Barthes’ many monthly contributions, collected in his Mythologies (1957), frequently interrogated specific cultural materials in order to expose how bourgeois society asserted its values through them. For example, the portrayal of wine in French society as a robust and healthy habit is a bourgeois ideal that is contradicted by certain realities (i.e., that wine can be unhealthy and inebriating). He found semiotics, the study of signs, useful in these interrogations. Barthes explained that these bourgeois cultural myths were “second-order signs,” or “connotations.” A picture of a full, dark bottle is a signifier that relates to a specific signified: a fermented, alcoholic beverage. However, the bourgeoisie relate it to a new signified: the idea of healthy, robust, relaxing experience. Motivations for such manipulations vary, from a desire to sell products to a simple desire to maintain the status quo. These insights brought Barthes in line with similar Marxist theory. Barthes used the term “myth” while analyzing the popular, consumer culture of post-war France in order to reveal that “objects were organized into meaningful relationships via narratives that expressed collective cultural values.”

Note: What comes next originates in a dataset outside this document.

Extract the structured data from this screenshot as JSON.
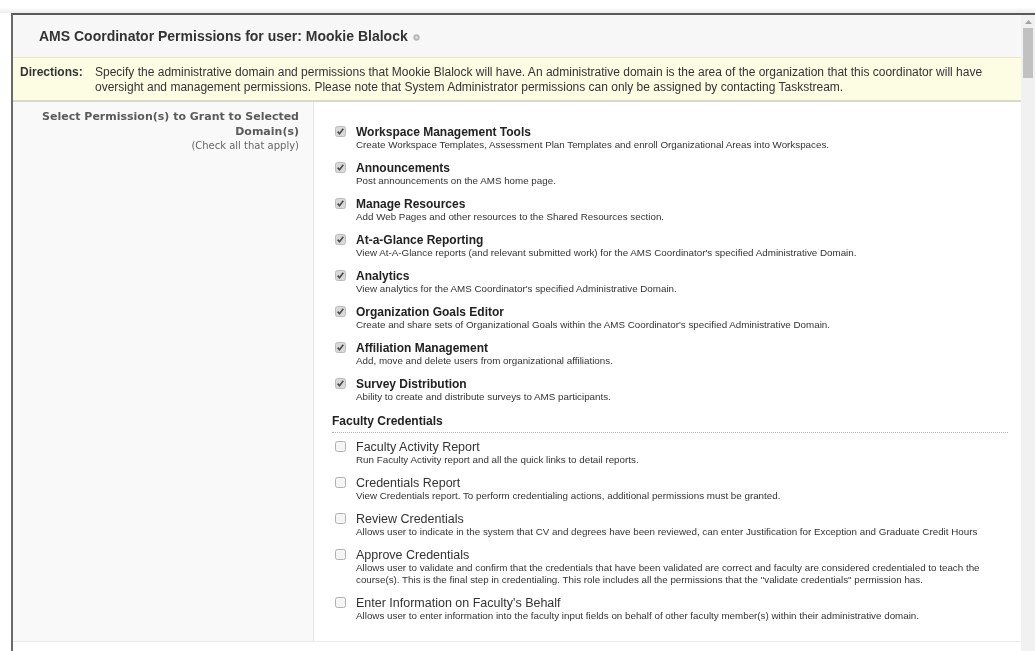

In The Fashion System Barthes showed how this adulteration of signs could easily be translated into words. In this work he explained how in the fashion world any word could be loaded with idealistic bourgeois emphasis. Thus, if popular fashion says that a ‘blouse’ is ideal for a certain situation or ensemble, this idea is immediately naturalized and accepted as truth, even though the actual sign could just as easily be interchangeable with ‘skirt’, ‘vest’ or any number of combinations. In the end Barthes’ Mythologies became absorbed into bourgeois culture, as he found many third parties asking him to comment on a certain cultural phenomenon, being interested in his control over his readership. This turn of events caused him to question the overall utility of demystifying culture for the masses, thinking it might be a fruitless attempt, and drove him deeper in his search for individualistic meaning in art.